The movie stars Kenneth Tobey, Margaret Sheridan, Douglas Spencer and Robert O. Cornthwaite, and James Arness as The Thing. I love this movie and watch it several times a year. The main reason I like this version is because the plot is simple and moves quickly, the characters are likable people, and the dialogue is witty and flows naturally. The characters are like old friends and are comfortable with each other; they don’t skip a beat when talking to one another.
Set in Alaska, the film opens with Air Force Captain Hendry and his men being sent to a remote Arctic research station to check on a group of scientists who claim a mysterious aircraft has crashed landed near their research facility. Captain Hendry (Tobey) allows a newspaper reporter to accompany them in the airplane along with sled dogs and other equipment.
Once there, Hendry quickly assesses the situation and discovers that the unknown aircraft has melted into the ice and refrozen. My favorite scene is when the scientists and Hendry’s men determine the shape of the craft. They each walk out to the rim of the craft and hold out their hands. Immediately, they realize they have found a round flying saucer. They all agree the best way to melt the ice to get to the craft is by using thermite heat explosives. However, they accidently blow up the spacecraft. Crew chief Bob, played by Dewey Martin, discovers the body of the alien frozen in the ice. (Interestingly, this icy-set scene was filmed at the RKO ranch in the San Fernando Valley in 100-degree heat.)
You won’t find out the fate of the Thing in this review. Just watch the film and enjoy the screenplay and likable, interesting characters. The most famous quote comes at the end when Scotty warns people everywhere to “watch the skies.”
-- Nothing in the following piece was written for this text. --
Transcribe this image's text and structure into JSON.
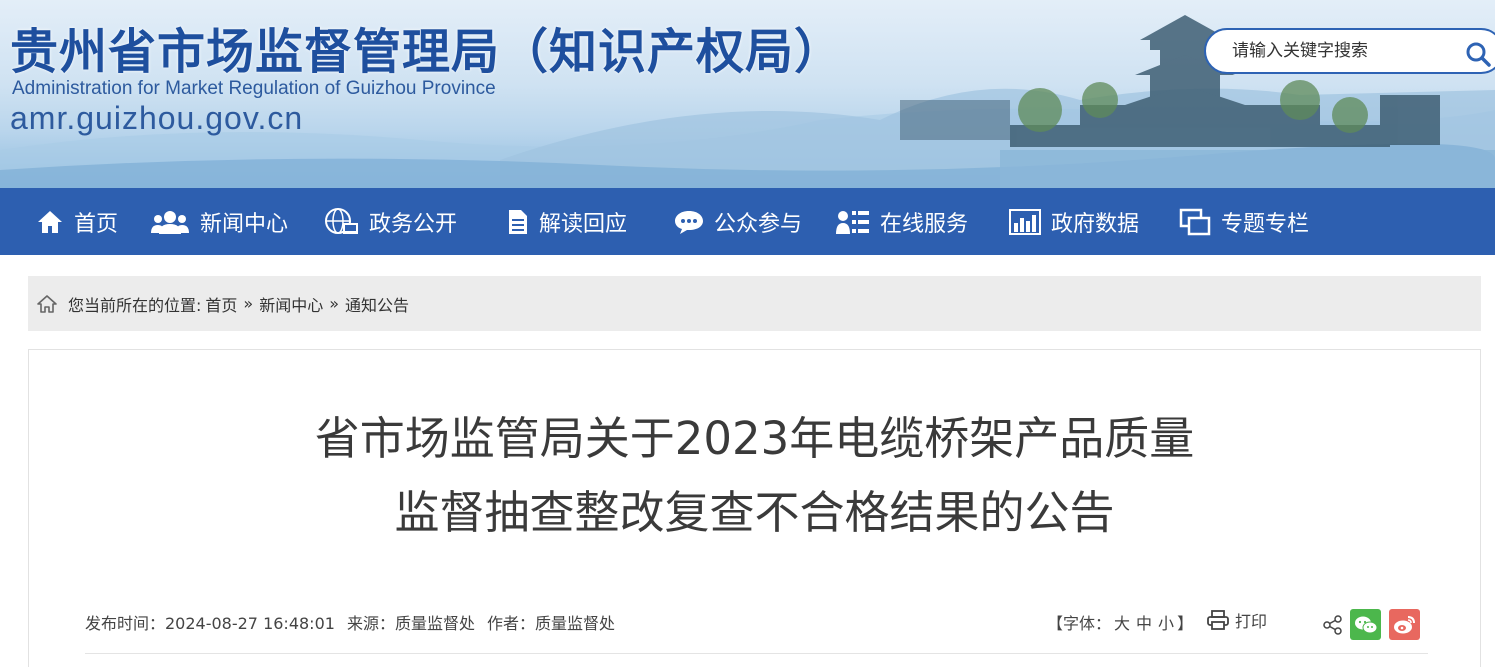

There is a colorized version of The Thing From Another World on video. My father recorded the film from television for me many years ago and I still have it. My husband got me the DVD for Christmas last year. That fact alone tells you how much I love this movie.